=== Action item ===
A faithful copy of the entire listing is what is needed.

· · · · · · ·

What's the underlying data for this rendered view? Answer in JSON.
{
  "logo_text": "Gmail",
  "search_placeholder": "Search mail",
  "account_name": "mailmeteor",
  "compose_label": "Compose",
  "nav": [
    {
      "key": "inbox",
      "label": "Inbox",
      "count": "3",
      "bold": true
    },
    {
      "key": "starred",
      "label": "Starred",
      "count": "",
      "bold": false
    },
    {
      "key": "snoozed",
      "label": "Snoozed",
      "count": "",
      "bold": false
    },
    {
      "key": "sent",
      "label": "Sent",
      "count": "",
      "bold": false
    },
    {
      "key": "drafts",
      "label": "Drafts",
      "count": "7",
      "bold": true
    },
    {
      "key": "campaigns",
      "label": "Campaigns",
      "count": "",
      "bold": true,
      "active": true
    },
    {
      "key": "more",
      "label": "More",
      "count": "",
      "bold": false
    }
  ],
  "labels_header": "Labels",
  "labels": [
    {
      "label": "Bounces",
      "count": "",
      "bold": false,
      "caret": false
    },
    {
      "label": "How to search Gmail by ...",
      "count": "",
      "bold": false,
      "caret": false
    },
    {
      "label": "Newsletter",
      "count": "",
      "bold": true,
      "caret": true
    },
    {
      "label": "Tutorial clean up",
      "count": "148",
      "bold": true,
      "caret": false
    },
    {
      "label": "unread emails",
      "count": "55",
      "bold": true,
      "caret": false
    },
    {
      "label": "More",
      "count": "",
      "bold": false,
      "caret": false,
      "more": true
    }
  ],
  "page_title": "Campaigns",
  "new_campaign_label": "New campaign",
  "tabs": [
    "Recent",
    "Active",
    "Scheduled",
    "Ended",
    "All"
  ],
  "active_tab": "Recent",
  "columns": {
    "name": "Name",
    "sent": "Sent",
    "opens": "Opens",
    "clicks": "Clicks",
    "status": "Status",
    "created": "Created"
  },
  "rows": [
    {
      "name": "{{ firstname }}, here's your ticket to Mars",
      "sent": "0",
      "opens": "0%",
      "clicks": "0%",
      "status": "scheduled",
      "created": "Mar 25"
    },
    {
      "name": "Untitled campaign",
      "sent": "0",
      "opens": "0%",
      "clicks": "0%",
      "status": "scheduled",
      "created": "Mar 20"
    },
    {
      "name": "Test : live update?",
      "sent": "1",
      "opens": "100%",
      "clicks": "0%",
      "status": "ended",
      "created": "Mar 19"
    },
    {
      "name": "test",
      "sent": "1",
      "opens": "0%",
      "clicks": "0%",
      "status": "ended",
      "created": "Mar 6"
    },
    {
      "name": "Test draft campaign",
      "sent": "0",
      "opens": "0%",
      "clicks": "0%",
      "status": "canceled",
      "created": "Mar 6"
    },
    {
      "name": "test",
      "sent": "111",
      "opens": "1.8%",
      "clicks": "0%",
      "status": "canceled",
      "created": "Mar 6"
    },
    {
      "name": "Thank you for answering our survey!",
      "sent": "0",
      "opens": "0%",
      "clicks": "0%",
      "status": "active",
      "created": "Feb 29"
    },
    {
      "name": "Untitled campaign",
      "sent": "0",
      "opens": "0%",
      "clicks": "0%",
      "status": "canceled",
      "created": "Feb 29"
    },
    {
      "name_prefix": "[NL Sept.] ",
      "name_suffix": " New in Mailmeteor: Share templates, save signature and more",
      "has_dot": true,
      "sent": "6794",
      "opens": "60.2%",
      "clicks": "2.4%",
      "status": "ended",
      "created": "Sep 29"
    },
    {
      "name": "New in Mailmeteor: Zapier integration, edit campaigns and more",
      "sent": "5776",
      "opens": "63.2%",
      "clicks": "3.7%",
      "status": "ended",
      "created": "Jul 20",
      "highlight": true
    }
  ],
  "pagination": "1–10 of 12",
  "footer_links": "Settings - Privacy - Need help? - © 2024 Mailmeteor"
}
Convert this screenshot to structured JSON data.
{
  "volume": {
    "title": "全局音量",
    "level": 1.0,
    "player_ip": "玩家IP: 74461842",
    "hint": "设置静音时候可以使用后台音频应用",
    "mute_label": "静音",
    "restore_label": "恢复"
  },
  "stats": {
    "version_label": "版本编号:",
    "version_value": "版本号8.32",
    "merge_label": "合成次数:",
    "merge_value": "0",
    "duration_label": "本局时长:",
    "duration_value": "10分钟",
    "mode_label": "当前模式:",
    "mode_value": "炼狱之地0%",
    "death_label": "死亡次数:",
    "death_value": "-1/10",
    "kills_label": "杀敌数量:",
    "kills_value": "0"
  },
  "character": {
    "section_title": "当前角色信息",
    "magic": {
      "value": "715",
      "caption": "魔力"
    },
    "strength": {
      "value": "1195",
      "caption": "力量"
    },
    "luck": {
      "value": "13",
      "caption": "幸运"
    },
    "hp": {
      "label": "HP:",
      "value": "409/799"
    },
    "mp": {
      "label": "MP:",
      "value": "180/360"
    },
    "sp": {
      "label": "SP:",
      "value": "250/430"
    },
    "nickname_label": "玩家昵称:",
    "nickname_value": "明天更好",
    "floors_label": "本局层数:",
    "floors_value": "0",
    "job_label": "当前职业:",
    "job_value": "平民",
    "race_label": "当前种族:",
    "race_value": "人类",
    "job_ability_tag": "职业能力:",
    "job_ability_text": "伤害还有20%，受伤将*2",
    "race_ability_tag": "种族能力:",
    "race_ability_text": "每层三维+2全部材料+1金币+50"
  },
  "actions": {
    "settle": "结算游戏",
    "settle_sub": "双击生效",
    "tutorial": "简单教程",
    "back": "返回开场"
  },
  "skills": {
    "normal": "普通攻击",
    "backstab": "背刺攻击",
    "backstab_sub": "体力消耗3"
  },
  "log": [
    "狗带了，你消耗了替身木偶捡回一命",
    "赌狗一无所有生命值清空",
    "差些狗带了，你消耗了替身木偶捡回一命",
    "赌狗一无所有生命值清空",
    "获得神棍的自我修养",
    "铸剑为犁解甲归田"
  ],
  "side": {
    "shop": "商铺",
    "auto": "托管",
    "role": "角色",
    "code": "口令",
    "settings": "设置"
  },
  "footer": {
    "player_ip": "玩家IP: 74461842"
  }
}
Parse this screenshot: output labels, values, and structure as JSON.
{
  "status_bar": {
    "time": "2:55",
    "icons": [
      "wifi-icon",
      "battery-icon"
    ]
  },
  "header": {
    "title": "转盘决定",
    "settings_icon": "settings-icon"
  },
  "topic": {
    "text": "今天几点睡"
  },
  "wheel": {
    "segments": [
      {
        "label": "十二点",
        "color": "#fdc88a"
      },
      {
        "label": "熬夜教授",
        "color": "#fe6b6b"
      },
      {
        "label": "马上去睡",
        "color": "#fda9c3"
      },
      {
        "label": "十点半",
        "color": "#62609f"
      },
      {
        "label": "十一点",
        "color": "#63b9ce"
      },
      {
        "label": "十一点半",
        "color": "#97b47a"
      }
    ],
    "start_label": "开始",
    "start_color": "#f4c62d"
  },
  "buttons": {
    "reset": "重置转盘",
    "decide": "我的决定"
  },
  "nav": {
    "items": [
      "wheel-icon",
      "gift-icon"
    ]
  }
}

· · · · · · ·

=== Output of the task ===
What's the underlying data for this rendered view? Answer in JSON.
{
  "logo_text": "Gmail",
  "search_placeholder": "Search mail",
  "account_name": "mailmeteor",
  "compose_label": "Compose",
  "nav": [
    {
      "key": "inbox",
      "label": "Inbox",
      "count": "3",
      "bold": true
    },
    {
      "key": "starred",
      "label": "Starred",
      "count": "",
      "bold": false
    },
    {
      "key": "snoozed",
      "label": "Snoozed",
      "count": "",
      "bold": false
    },
    {
      "key": "sent",
      "label": "Sent",
      "count": "",
      "bold": false
    },
    {
      "key": "drafts",
      "label": "Drafts",
      "count": "7",
      "bold": true
    },
    {
      "key": "campaigns",
      "label": "Campaigns",
      "count": "",
      "bold": true,
      "active": true
    },
    {
      "key": "more",
      "label": "More",
      "count": "",
      "bold": false
    }
  ],
  "labels_header": "Labels",
  "labels": [
    {
      "label": "Bounces",
      "count": "",
      "bold": false,
      "caret": false
    },
    {
      "label": "How to search Gmail by ...",
      "count": "",
      "bold": false,
      "caret": false
    },
    {
      "label": "Newsletter",
      "count": "",
      "bold": true,
      "caret": true
    },
    {
      "label": "Tutorial clean up",
      "count": "148",
      "bold": true,
      "caret": false
    },
    {
      "label": "unread emails",
      "count": "55",
      "bold": true,
      "caret": false
    },
    {
      "label": "More",
      "count": "",
      "bold": false,
      "caret": false,
      "more": true
    }
  ],
  "page_title": "Campaigns",
  "new_campaign_label": "New campaign",
  "tabs": [
    "Recent",
    "Active",
    "Scheduled",
    "Ended",
    "All"
  ],
  "active_tab": "Recent",
  "columns": {
    "name": "Name",
    "sent": "Sent",
    "opens": "Opens",
    "clicks": "Clicks",
    "status": "Status",
    "created": "Created"
  },
  "rows": [
    {
      "name": "{{ firstname }}, here's your ticket to Mars",
      "sent": "0",
      "opens": "0%",
      "clicks": "0%",
      "status": "scheduled",
      "created": "Mar 25"
    },
    {
      "name": "Untitled campaign",
      "sent": "0",
      "opens": "0%",
      "clicks": "0%",
      "status": "scheduled",
      "created": "Mar 20"
    },
    {
      "name": "Test : live update?",
      "sent": "1",
      "opens": "100%",
      "clicks": "0%",
      "status": "ended",
      "created": "Mar 19"
    },
    {
      "name": "test",
      "sent": "1",
      "opens": "0%",
      "clicks": "0%",
      "status": "ended",
      "created": "Mar 6"
    },
    {
      "name": "Test draft campaign",
      "sent": "0",
      "opens": "0%",
      "clicks": "0%",
      "status": "canceled",
      "created": "Mar 6"
    },
    {
      "name": "test",
      "sent": "111",
      "opens": "1.8%",
      "clicks": "0%",
      "status": "canceled",
      "created": "Mar 6"
    },
    {
      "name": "Thank you for answering our survey!",
      "sent": "0",
      "opens": "0%",
      "clicks": "0%",
      "status": "active",
      "created": "Feb 29"
    },
    {
      "name": "Untitled campaign",
      "sent": "0",
      "opens": "0%",
      "clicks": "0%",
      "status": "canceled",
      "created": "Feb 29"
    },
    {
      "name_prefix": "[NL Sept.] ",
      "name_suffix": " New in Mailmeteor: Share templates, save signature and more",
      "has_dot": true,
      "sent": "6794",
      "opens": "60.2%",
      "clicks": "2.4%",
      "status": "ended",
      "created": "Sep 29"
    },
    {
      "name": "New in Mailmeteor: Zapier integration, edit campaigns and more",
      "sent": "5776",
      "opens": "63.2%",
      "clicks": "3.7%",
      "status": "ended",
      "created": "Jul 20",
      "highlight": true
    }
  ],
  "pagination": "1–10 of 12",
  "footer_links": "Settings - Privacy - Need help? - © 2024 Mailmeteor"
}
Convert this screenshot to structured JSON data.
{
  "volume": {
    "title": "全局音量",
    "level": 1.0,
    "player_ip": "玩家IP: 74461842",
    "hint": "设置静音时候可以使用后台音频应用",
    "mute_label": "静音",
    "restore_label": "恢复"
  },
  "stats": {
    "version_label": "版本编号:",
    "version_value": "版本号8.32",
    "merge_label": "合成次数:",
    "merge_value": "0",
    "duration_label": "本局时长:",
    "duration_value": "10分钟",
    "mode_label": "当前模式:",
    "mode_value": "炼狱之地0%",
    "death_label": "死亡次数:",
    "death_value": "-1/10",
    "kills_label": "杀敌数量:",
    "kills_value": "0"
  },
  "character": {
    "section_title": "当前角色信息",
    "magic": {
      "value": "715",
      "caption": "魔力"
    },
    "strength": {
      "value": "1195",
      "caption": "力量"
    },
    "luck": {
      "value": "13",
      "caption": "幸运"
    },
    "hp": {
      "label": "HP:",
      "value": "409/799"
    },
    "mp": {
      "label": "MP:",
      "value": "180/360"
    },
    "sp": {
      "label": "SP:",
      "value": "250/430"
    },
    "nickname_label": "玩家昵称:",
    "nickname_value": "明天更好",
    "floors_label": "本局层数:",
    "floors_value": "0",
    "job_label": "当前职业:",
    "job_value": "平民",
    "race_label": "当前种族:",
    "race_value": "人类",
    "job_ability_tag": "职业能力:",
    "job_ability_text": "伤害还有20%，受伤将*2",
    "race_ability_tag": "种族能力:",
    "race_ability_text": "每层三维+2全部材料+1金币+50"
  },
  "actions": {
    "settle": "结算游戏",
    "settle_sub": "双击生效",
    "tutorial": "简单教程",
    "back": "返回开场"
  },
  "skills": {
    "normal": "普通攻击",
    "backstab": "背刺攻击",
    "backstab_sub": "体力消耗3"
  },
  "log": [
    "狗带了，你消耗了替身木偶捡回一命",
    "赌狗一无所有生命值清空",
    "差些狗带了，你消耗了替身木偶捡回一命",
    "赌狗一无所有生命值清空",
    "获得神棍的自我修养",
    "铸剑为犁解甲归田"
  ],
  "side": {
    "shop": "商铺",
    "auto": "托管",
    "role": "角色",
    "code": "口令",
    "settings": "设置"
  },
  "footer": {
    "player_ip": "玩家IP: 74461842"
  }
}
Parse this screenshot: output labels, values, and structure as JSON.
{
  "status_bar": {
    "time": "2:55",
    "icons": [
      "wifi-icon",
      "battery-icon"
    ]
  },
  "header": {
    "title": "转盘决定",
    "settings_icon": "settings-icon"
  },
  "topic": {
    "text": "今天几点睡"
  },
  "wheel": {
    "segments": [
      {
        "label": "十二点",
        "color": "#fdc88a"
      },
      {
        "label": "熬夜教授",
        "color": "#fe6b6b"
      },
      {
        "label": "马上去睡",
        "color": "#fda9c3"
      },
      {
        "label": "十点半",
        "color": "#62609f"
      },
      {
        "label": "十一点",
        "color": "#63b9ce"
      },
      {
        "label": "十一点半",
        "color": "#97b47a"
      }
    ],
    "start_label": "开始",
    "start_color": "#f4c62d"
  },
  "buttons": {
    "reset": "重置转盘",
    "decide": "我的决定"
  },
  "nav": {
    "items": [
      "wheel-icon",
      "gift-icon"
    ]
  }
}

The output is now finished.